At Stony Brook University this summer, 15 talented full-time community college students had the research experience of their academic careers. The students were a select group, awardees of the Chancellor’s Education Pipeline Biomedical Research Award, an annual award which gives community college students from New York State access to scientific research experience. The 15 deserving winners each represented their community colleges and regions from across the state, working and studying at Stony Brook University with faculty mentors, putting their powers of inquiry into a variety of academic fields and projects. From Long Island locals from Suffolk Community College and Western New York students from Niagara Community College, the program drew in the best and brightest from the SUNY system.
For those in the job market, many skills can be acquired, while others you need to learn before you apply for that dream job. SUNY Community Colleges are looking to make learning those skills a little easier. As a result of a $14.6 million U.S. Department of Labor grant, SUNY is partnering with New York State businesses to develop and deliver new education programs with targeted workforce training. At a meeting at the SUNY Global Center today, U.S. Senator Charles E. Schumer joined Chancellor Nancy Zimpher to announce some of the community college programs that have been developed as a result of this grant.

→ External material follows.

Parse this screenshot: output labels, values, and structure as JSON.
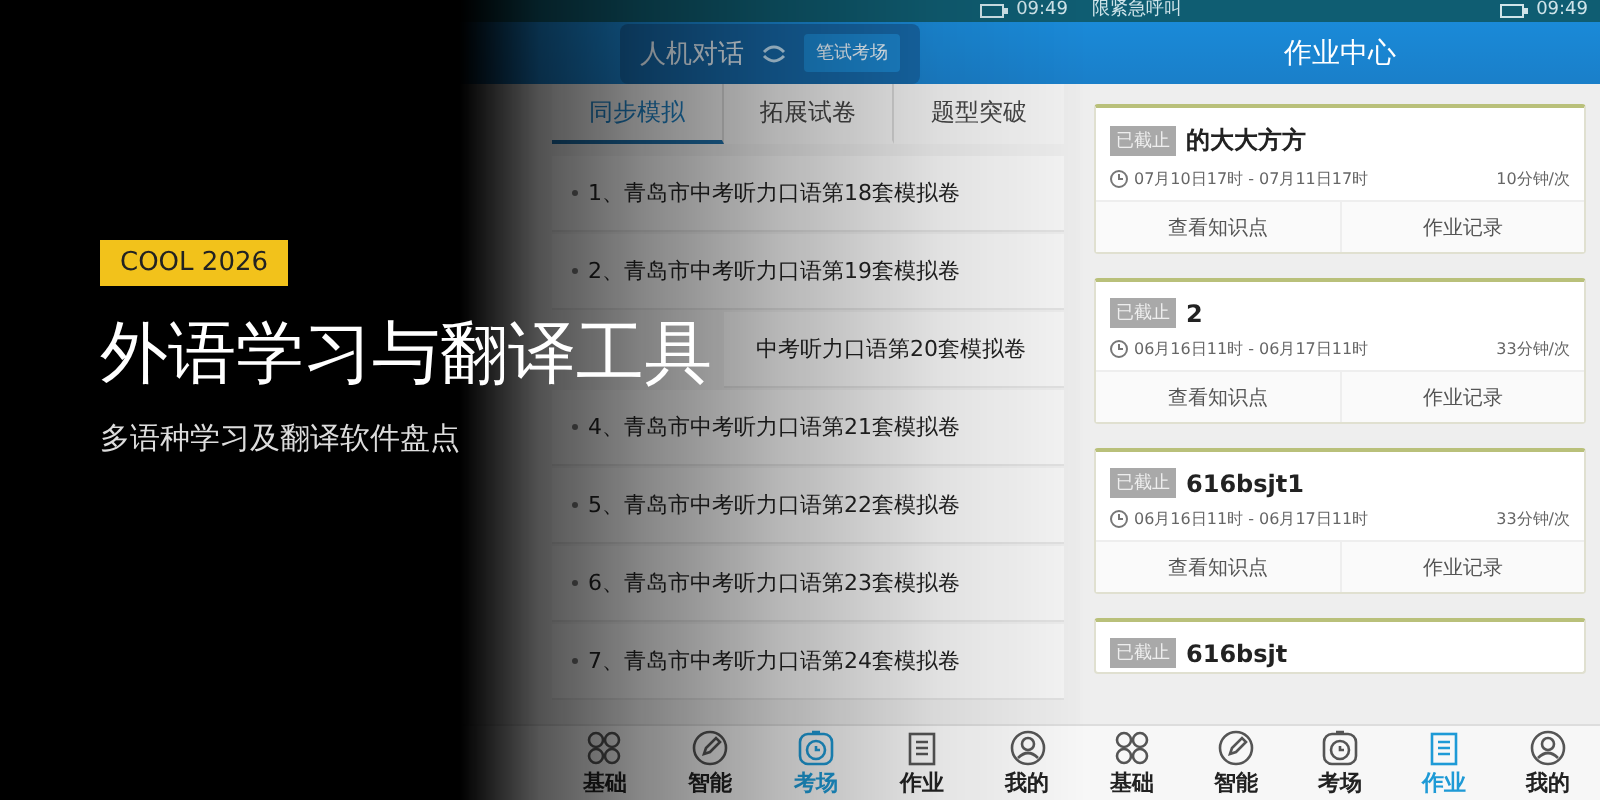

The grant is a part of the federal Trade Adjustment Assistance Community College and Career Training (TAACCCT) program. Monroe Community College is leading the consortium of 30 SUNY community colleges and working with over 150 New York State business and economic development organizations to design programs that meet the needs of employers in high-need industries, including nanotechnology and advanced manufacturing.